I enjoy giving talks to universities, high schools, libraries, conferences, companies, academic camps, literary festivals, and other public and private functions. If you’d like to have me give a talk on one of the following topics or another topic in which I have expertise, please contact me (ken [AT] kenliu.name) to discuss rates and details. I give talks both in person and over the Internet.
For my upcoming confirmed appearances, look under “Events”.
The following are some talks and presentations I’ve given in the past:
Readings from Ken Liu’s Fiction and Translations, with Background and Discussion
Description: I read selections from my collection (The Paper Menagerie and Other Stories), novels (The Grace of Kings and sequels), translations (The Three-Body Problem and sequels, The Waste Tide, etc.) and the latest piece I’m working on (often pre-publication). I contextualize and/or enliven each reading selection with background material on history, technology, law, culture.
Notes: The selections I read from will be adjusted to suit the audience and what I’m working on at the moment. This is a chance to hear about the composition process behind the stories and to get a sneak peak at stories that may not see print for a few months to a year. I’ve done numerous readings at genre cons, literary festivals, libraries, and universities, and audiences have enjoyed the talk-and-read format.
Betrayal With Integrity: Conformance and Estrangement in Translating Chinese SF
Description: A one-hour talk in which I discuss the origin of Chinese science fiction through translation of Western works, and then my own translation of the Hugo-winning novel, The Three-Body Problem, by Liu Cixin and its reception by readers in the West. I give some background on translation theory and the modern conception of translation as a performance in cultural negotiation, and apply these academic concepts to genre literature in particular.

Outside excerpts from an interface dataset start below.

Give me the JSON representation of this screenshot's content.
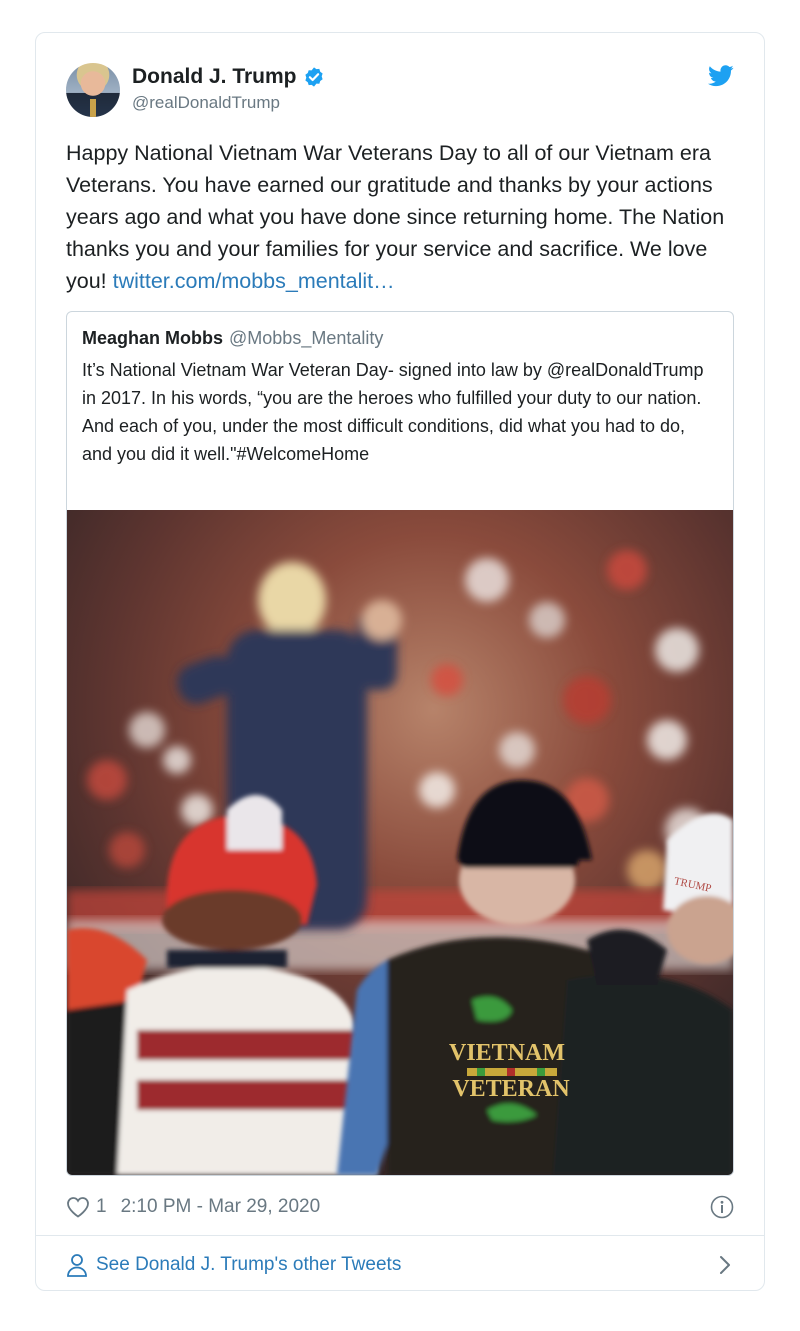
{
  "author": {
    "name": "Donald J. Trump",
    "handle": "@realDonaldTrump"
  },
  "tweet": {
    "text": "Happy National Vietnam War Veterans Day to all of our Vietnam era Veterans. You have earned our gratitude and thanks by your actions years ago and what you have done since returning home. The Nation thanks you and your families for your service and sacrifice. We love you! ",
    "link": "twitter.com/mobbs_mentalit…"
  },
  "quoted": {
    "name": "Meaghan Mobbs",
    "handle": "@Mobbs_Mentality",
    "text": "It’s National Vietnam War Veteran Day- signed into law by @realDonaldTrump in 2017. In his words, “you are the heroes who fulfilled your duty to our nation. And each of you, under the most difficult conditions, did what you had to do, and you did it well.\"#WelcomeHome",
    "photo": {
      "vest_line1": "VIETNAM",
      "vest_line2": "VETERAN",
      "hat_text": "TRUMP"
    }
  },
  "meta": {
    "like_count": "1",
    "timestamp": "2:10 PM - Mar 29, 2020"
  },
  "footer": {
    "see_more": "See Donald J. Trump's other Tweets"
  },
  "colors": {
    "link": "#2b7bb9",
    "verified": "#1da1f2",
    "border": "#e1e8ed"
  },
  "icons": [
    "verified-badge-icon",
    "twitter-bird-icon",
    "heart-icon",
    "info-icon",
    "person-icon",
    "chevron-right-icon"
  ]
}
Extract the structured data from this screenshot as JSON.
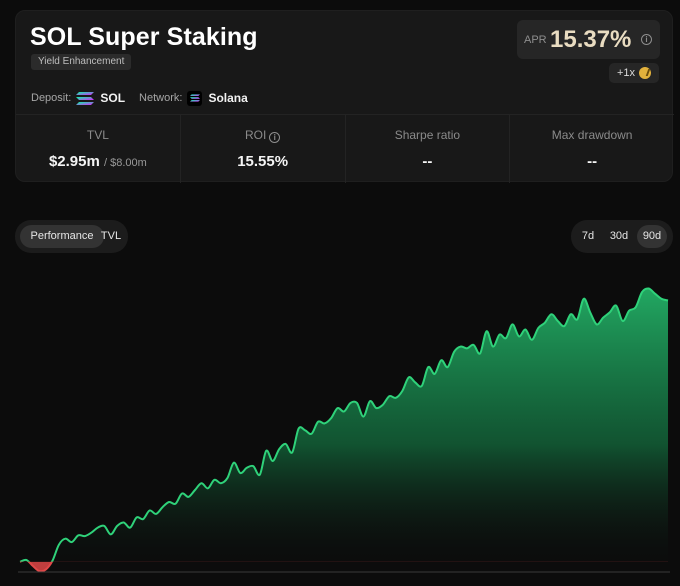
{
  "header": {
    "title": "SOL Super Staking",
    "tag": "Yield Enhancement",
    "deposit_label": "Deposit:",
    "deposit_value": "SOL",
    "network_label": "Network:",
    "network_value": "Solana",
    "deposit_icon": "solana-logo-icon",
    "network_icon": "solana-network-icon"
  },
  "apr": {
    "label": "APR",
    "value": "15.37%",
    "boost": "+1x",
    "accent_color": "#e9dcc1"
  },
  "stats": {
    "tvl": {
      "label": "TVL",
      "value": "$2.95m",
      "sub": "/ $8.00m"
    },
    "roi": {
      "label": "ROI",
      "value": "15.55%"
    },
    "sharpe": {
      "label": "Sharpe ratio",
      "value": "--"
    },
    "drawdown": {
      "label": "Max drawdown",
      "value": "--"
    }
  },
  "tabs": {
    "performance": "Performance",
    "tvl": "TVL",
    "active": "performance"
  },
  "ranges": {
    "d7": "7d",
    "d30": "30d",
    "d90": "90d",
    "active": "90d"
  },
  "chart_data": {
    "type": "area",
    "title": "",
    "xlabel": "",
    "ylabel": "",
    "positive_color": "#2fd27a",
    "negative_color": "#e04848",
    "grid": false,
    "baseline": 0,
    "ylim": [
      -0.6,
      16.5
    ],
    "series": [
      {
        "values": [
          0,
          0.1,
          -0.25,
          -0.55,
          -0.45,
          0.05,
          1.0,
          1.35,
          1.15,
          1.55,
          1.5,
          1.7,
          2.0,
          2.1,
          1.6,
          2.1,
          2.3,
          2.0,
          2.6,
          2.5,
          3.0,
          2.8,
          3.2,
          3.5,
          3.4,
          4.0,
          3.8,
          4.2,
          4.6,
          4.3,
          4.8,
          4.6,
          4.9,
          5.8,
          5.2,
          5.5,
          5.6,
          5.1,
          6.5,
          5.9,
          6.6,
          6.9,
          6.4,
          7.8,
          7.7,
          7.5,
          8.2,
          8.1,
          8.4,
          9.0,
          8.8,
          9.3,
          9.3,
          8.5,
          9.4,
          9.0,
          9.2,
          9.7,
          9.6,
          10.0,
          10.8,
          10.5,
          10.3,
          11.4,
          11.0,
          11.8,
          11.4,
          12.3,
          12.6,
          12.5,
          12.7,
          12.2,
          13.5,
          12.6,
          13.3,
          13.1,
          13.9,
          13.2,
          13.6,
          13.0,
          13.7,
          14.0,
          14.5,
          14.1,
          13.8,
          14.5,
          14.2,
          15.4,
          14.6,
          13.9,
          14.3,
          14.6,
          15.0,
          14.1,
          14.7,
          14.9,
          15.8,
          16.0,
          15.7,
          15.4,
          15.3
        ]
      }
    ]
  }
}
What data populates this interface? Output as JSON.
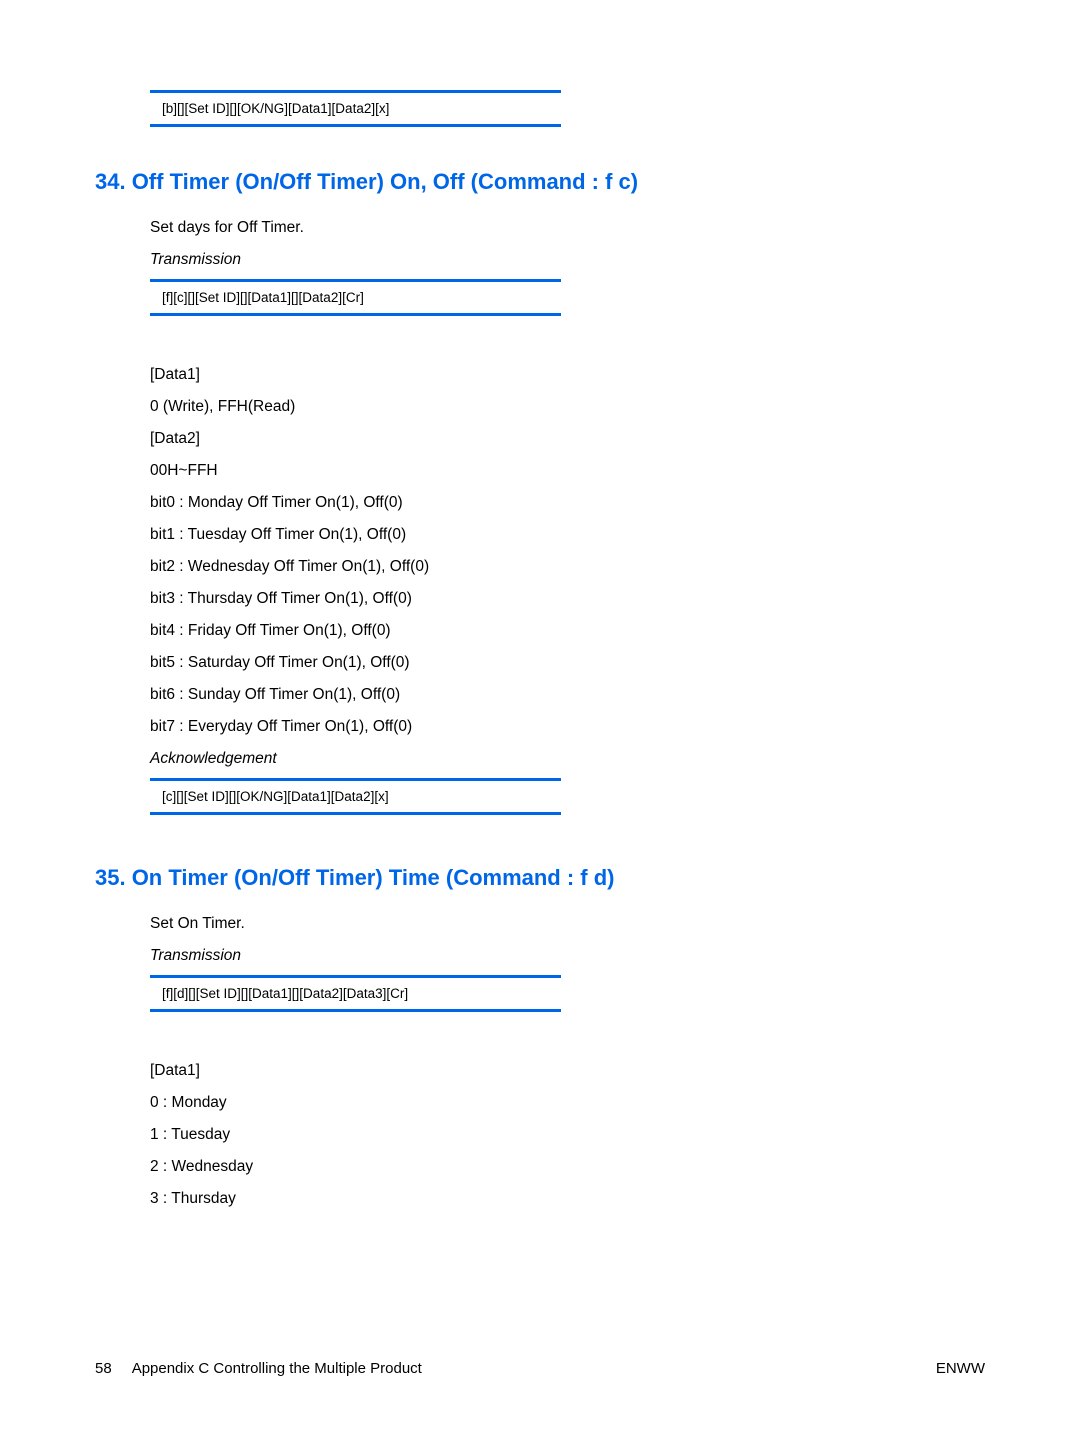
{
  "intro_cell": "[b][][Set ID][][OK/NG][Data1][Data2][x]",
  "section34": {
    "title": "34. Off Timer (On/Off Timer) On, Off (Command : f c)",
    "desc": "Set days for Off Timer.",
    "transmission_label": "Transmission",
    "transmission_cell": "[f][c][][Set ID][][Data1][][Data2][Cr]",
    "lines": [
      "[Data1]",
      "0 (Write), FFH(Read)",
      "[Data2]",
      "00H~FFH",
      "bit0 : Monday Off Timer On(1), Off(0)",
      "bit1 : Tuesday Off Timer On(1), Off(0)",
      "bit2 : Wednesday Off Timer On(1), Off(0)",
      "bit3 : Thursday Off Timer On(1), Off(0)",
      "bit4 : Friday Off Timer On(1), Off(0)",
      "bit5 : Saturday Off Timer On(1), Off(0)",
      "bit6 : Sunday Off Timer On(1), Off(0)",
      "bit7 : Everyday Off Timer On(1), Off(0)"
    ],
    "ack_label": "Acknowledgement",
    "ack_cell": "[c][][Set ID][][OK/NG][Data1][Data2][x]"
  },
  "section35": {
    "title": "35. On Timer (On/Off Timer) Time (Command : f d)",
    "desc": "Set On Timer.",
    "transmission_label": "Transmission",
    "transmission_cell": "[f][d][][Set ID][][Data1][][Data2][Data3][Cr]",
    "lines": [
      "[Data1]",
      "0 : Monday",
      "1 : Tuesday",
      "2 : Wednesday",
      "3 : Thursday"
    ]
  },
  "footer": {
    "page_num": "58",
    "appendix": "Appendix C   Controlling the Multiple Product",
    "enww": "ENWW"
  }
}
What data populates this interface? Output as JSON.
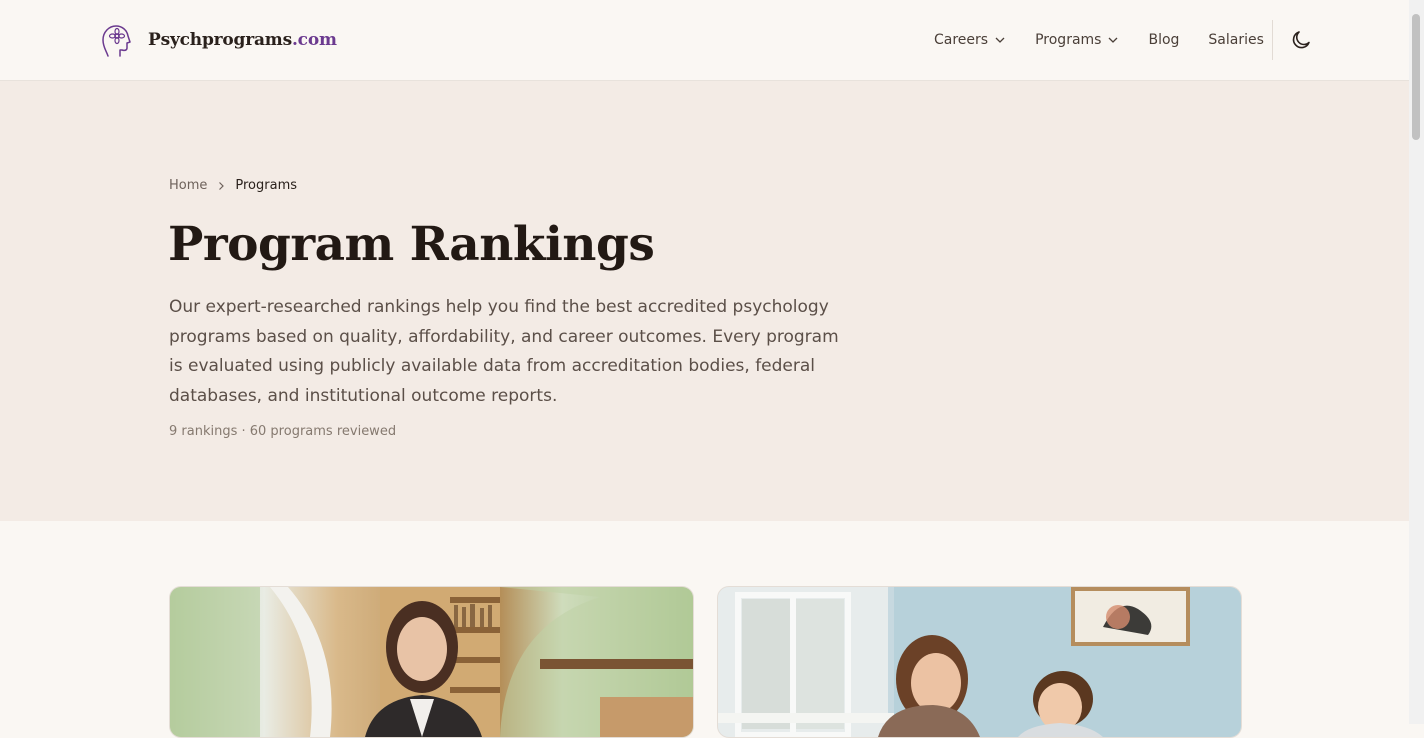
{
  "brand": {
    "name": "Psychprograms",
    "tld": ".com"
  },
  "nav": {
    "careers": "Careers",
    "programs": "Programs",
    "blog": "Blog",
    "salaries": "Salaries"
  },
  "breadcrumb": {
    "home": "Home",
    "current": "Programs"
  },
  "hero": {
    "title": "Program Rankings",
    "description": "Our expert-researched rankings help you find the best accredited psychology programs based on quality, affordability, and career outcomes. Every program is evaluated using publicly available data from accreditation bodies, federal databases, and institutional outcome reports.",
    "meta": "9 rankings · 60 programs reviewed"
  },
  "icons": {
    "logo": "head-flower-icon",
    "dropdown": "chevron-down-icon",
    "separator": "chevron-right-icon",
    "theme": "moon-icon"
  },
  "colors": {
    "accent": "#6b3a8f",
    "hero_bg": "#f3ebe5",
    "page_bg": "#faf7f3"
  }
}
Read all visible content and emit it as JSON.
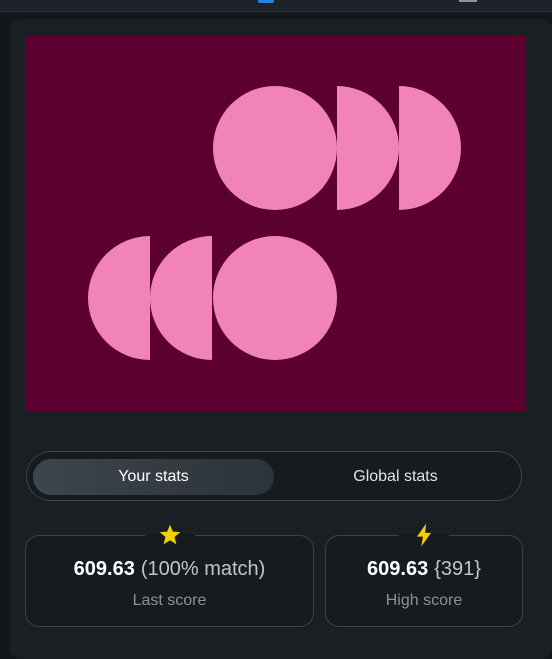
{
  "colors": {
    "canvas_bg": "#5c0030",
    "shape_fill": "#f283b6",
    "star_color": "#f5d000",
    "bolt_color": "#f5d000"
  },
  "tabs": [
    {
      "label": "Your stats",
      "active": true
    },
    {
      "label": "Global stats",
      "active": false
    }
  ],
  "last_score": {
    "icon": "star-icon",
    "value": "609.63",
    "extra": "(100% match)",
    "label": "Last score"
  },
  "high_score": {
    "icon": "lightning-icon",
    "value": "609.63",
    "extra": "{391}",
    "label": "High score"
  }
}
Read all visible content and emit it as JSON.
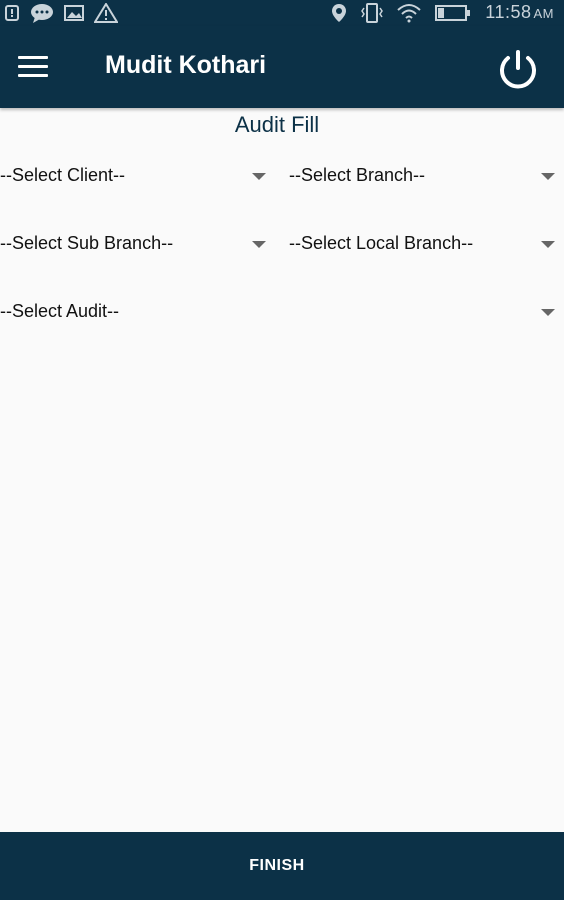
{
  "status_bar": {
    "time": "11:58",
    "ampm": "AM",
    "icons": [
      "notification-icon",
      "chat-icon",
      "image-icon",
      "warning-icon",
      "location-icon",
      "vibrate-icon",
      "wifi-icon",
      "battery-icon"
    ]
  },
  "app_bar": {
    "title": "Mudit Kothari",
    "menu_icon": "hamburger-menu-icon",
    "power_icon": "power-icon"
  },
  "page": {
    "heading": "Audit Fill"
  },
  "dropdowns": {
    "client": "--Select Client--",
    "branch": "--Select Branch--",
    "sub_branch": "--Select Sub Branch--",
    "local_branch": "--Select Local Branch--",
    "audit": "--Select Audit--"
  },
  "footer": {
    "finish_label": "FINISH"
  },
  "colors": {
    "primary": "#0c3147",
    "background": "#fafafa",
    "caret": "#666666"
  }
}
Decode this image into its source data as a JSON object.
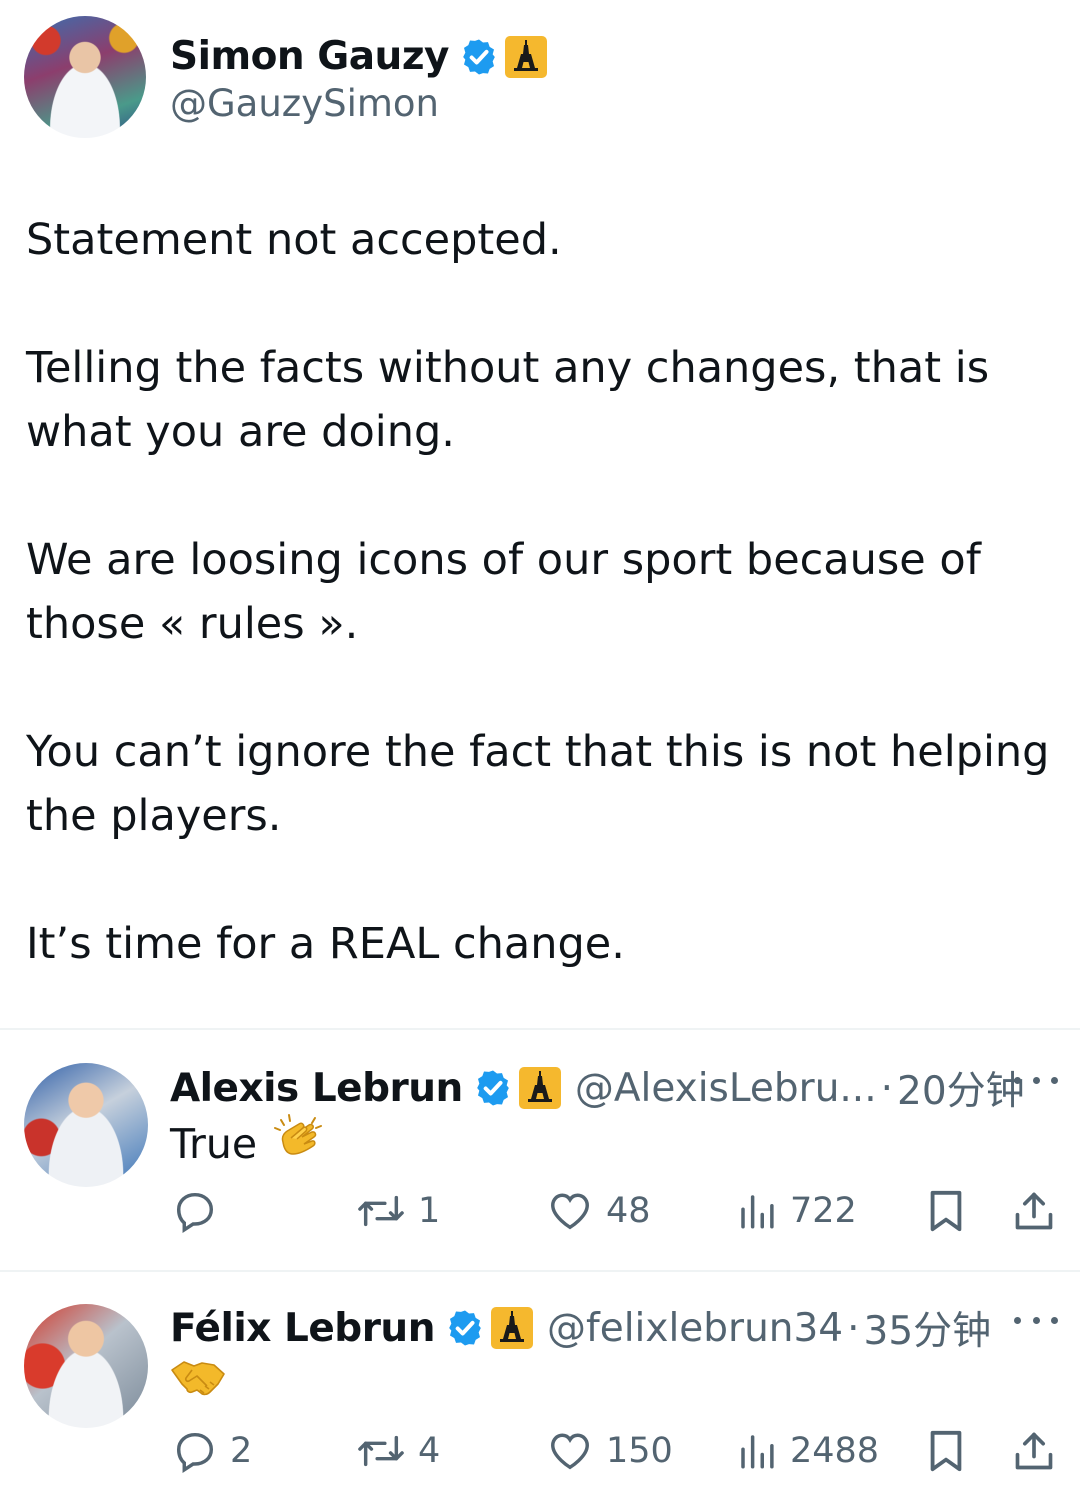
{
  "main_tweet": {
    "author_name": "Simon Gauzy",
    "handle": "@GauzySimon",
    "paragraphs": [
      "Statement not accepted.",
      "Telling the facts without any changes, that is\nwhat you are doing.",
      "We are loosing icons of our sport because of\nthose « rules ».",
      "You can’t ignore the fact that this is not helping\nthe players.",
      "It’s time for a REAL change."
    ]
  },
  "replies": [
    {
      "author_name": "Alexis Lebrun",
      "handle": "@AlexisLebru...",
      "separator": "·",
      "time": "20分钟",
      "text": "True",
      "emoji": "clapping-hands",
      "stats": {
        "replies": "",
        "reposts": "1",
        "likes": "48",
        "views": "722"
      }
    },
    {
      "author_name": "Félix Lebrun",
      "handle": "@felixlebrun34",
      "separator": "·",
      "time": "35分钟",
      "text": "",
      "emoji": "handshake",
      "stats": {
        "replies": "2",
        "reposts": "4",
        "likes": "150",
        "views": "2488"
      }
    }
  ],
  "colors": {
    "verified": "#1d9bf0",
    "secondary_text": "#536471",
    "primary_text": "#0f1419",
    "eiffel_badge": "#f5b82e"
  }
}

I conclude the talk by extending the theoretical framework of “translation” to my debut novel, The Grace of Kings, which melds Western and Chinese epic traditions by transposing a foundational narrative from one culture into another.
Notes: I’ve given this talk to academic audiences (Duke University, Clark University, Penn State, UT Dallas), genre readers (Readercon, ArmadilloCon, MidAmeriCon II, Comicpalooza), and the general public (Library of Congress). It has enough academic material to satisfy the more scholarly attendees but is also sufficiently pop-cultural and accessible to be engaging to anyone with an interest in SF.
There is an extended version of this talk that lasts one-and-a-half hours in which I get into more details of particular interest to academic audiences.
I’ll need a projector so that I can play PowerPoint slides from a MacBook.
How I Wrote The Grace of Kings
Description: A Tweet-sized description of The Grace of Kings might be: “War & Peace with silk-and-bamboo airships; Iliad with living books and sentient narwhals; Romance of the Three Kingdoms with U-boats.”
This talk expands on that description by delving deeper into the sources, inspirations, and goals I had in mind as I wrote the novel. Topics covered include the historical legends surrounding the rise of the Han Dynasty, pingshu storytelling, East Asian traditions in engineering, W. Brian Arthur’s theories of technology, epic traditions in East Asia and Europe, wuxia fantasies, “silkpunk” as an aesthetic, and others.
Notes: I’ll need a projector to play some slides and (optionally) some speakers to play audio clips.
The Robot Revolution: Do We Really Need to Worry?
Description: Do we really have anything to fear from advances in robotics and automation? This talk surveys some of the latest advances in civilian and military robots, as well as the implications of growing AI use in the financial, legal, medical, and other skilled service industries. Are we doomed to be John Henry, who ultimately lost to the steam drill? The audience is asked to think through the consequences of ever more powerful AI on our economy, on social stability, on our lives and in our lifetimes.
Notes: I’ll need a projector so that I can play some presentation slides.
Manipulable Geometry: The Mathematics of Paper-Folding
Description: Paper-folding (or origami) represents an exciting branch of contemporary mathematics with diverse applications in space engineering, metamaterials, and even biology. I discuss the history of the mathematical exploration of origami and then show some unexpected applications of the knowledge we’ve gleaned from folding paper. References for those interested in exploring the topic further will be provided.
I wrote a blog post for Tor.com that includes some of the material from my talk.
Notes: I’ll need a projector so that I can show photographs of origami artworks as well as short video clips.
View a list of references for the talk.
I’m happy to work with you to develop a lecture,keynote, workshop, discussion, or other presentation that is suitable for your audience and venue. Some sample topics I can present on include: creative writing, history of technology, East Asian history, the business of publishing, books as artifacts, copyright law.